University: Swansea University (BA); Cardiff University (LLB)
Degree: English language; law
Year of qualification: 2019
Academically, I was always better on the humanities side – I liked writing and debating. I’d also always been interested in technology but didn’t have a natural aptitude for science. A career as a technology lawyer seemed like a good way to make the best use of my skills while also pursuing my interest in technology.
As a solicitor, I get to form deep relationships with clients who rely on me as their advisor. I get to know the client and their business well over time and enjoy this process. My perception is that barristers tend to offer more discrete advice on high-risk issues, meaning that they form fewer enduring relationships with longstanding clients. The classic example is a file landing on a barrister’s desk at 10:00pm for a matter being heard the following morning. This doesn’t appeal to me!
I knew I wanted to work at a firm that worked for technology companies and in an area that was constantly evolving. This limits the relevant firms and areas of law, significantly. In terms of practice areas, I was mostly interested in data protection and intellectual property. At the time, data protection as a discrete practice area was in its infancy, so the number of firms with a reputation in data protection law was low. I ended up applying to three or four firms that ticked all the boxes.

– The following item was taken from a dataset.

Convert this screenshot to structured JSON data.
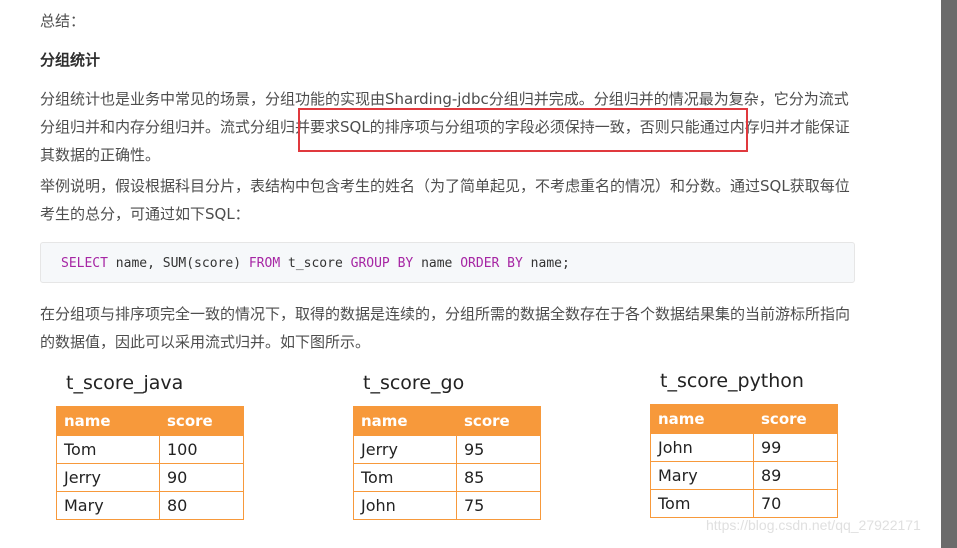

I worked at a supermarket from when I was 16 and all throughout university. Of course, I was behind a checkout rather than behind a desk, but I found the experience invaluable in terms of cultivating my work ethic and developing my confidence. While I was at university, I also completed various informal work placements at local law firms in South Wales. In hindsight, each placement was contingent on the last. For example, my first placement was at a family law firm in my local town, which allowed me to get my next placement in the nearest city. This led me to a commercial firm in Cardiff. Combined, these placements contributed to me getting my first post-university job as a paralegal. After 18 months, I landed a job in London as a paralegal in the data protection team of an international law firm. All of my experience has contributed to where I am today. While that first work experience placement in my town’s family law firm didn’t, in itself, get me a training contract at Cooley, without it I might not have been offered the next placement at a bigger firm and subsequently my first paralegal job. And so on!
I think being a trainee (and a junior associate) is the hardest part of a solicitor’s career – but the nature of the work you do and the level of comfort you have with that work, changes dramatically as you become more senior. As a trainee, you’re doing everything for the first time and it can feel overwhelming. As a result, everything takes so long to complete. I remember spending hours preparing for calls with clients on the off chance that I’d be asked a question on the spot. Now, I know my practice area well enough that I can hop on a call with a client without knowing the topic, confident that I’ll be able to help. This takes time.
I’m a data protection lawyer and I advise clients on their compliance with data protection law. This includes transactional and regulatory work. The precise nature of my day-to-day tasks can vary enormously – which is one of the things I enjoy most about the job! As an example, here’s what’s on my list for today:
The aspect I enjoy the most is keeping up with the emerging trends and regulations in data privacy. For example, the emergence of generative AI over the past year has had a big impact on our practice as many of our clients seek to develop, or integrate with, generative AI solutions. To effectively advise our clients, we need to keep up with these developments. It keeps things interesting!
The part of my job I enjoy the least is probably some of the administrative necessities that come along with the job (eg, time recording!).
I would say I’m very involved with business development (BD). At Cooley, we’re able to be as involved as we’d like to be and BD is something that I enjoy, so I’ve made an effort to be as involved as possible. For example, I’ve organised events with prospective clients, maintained relationships and worked on promoting the cyber/data/privacy practice internally (eg, training sessions) and externally (eg, article writing).
Resilience. The hours can be long and the work can be intense. I think the ability to face that and keep going is key to success at the biggest law firms.
The cyber/data/privacy team has its own workstreams and also intersects with almost every other department in the firm. For example, we’ll work with clients on long-term data privacy compliance projects and provide ad hoc advice as and when data privacy issues crop up. We’ll also work with colleagues in other departments on a discrete element of a larger project that requires cyber/data/privacy input – for example, in the context of a clinical trial, our life sciences colleagues handle the healthcare regulatory aspects while we advise on the processing of the clinical trial subjects’ personal data.
The biggest opportunity I’ve had since joining Cooley is being entrusted with handling client relationships from a relatively junior position. For many clients, I’m the direct contact person for their data privacy queries. I’ll handle calls with clients and deal with their queries directly, checking in with my supervising partner when something tricky comes up. I see this as a big opportunity because it allows me to grow client relationships and develop my decision-making skills.
Patagonia or New Zealand!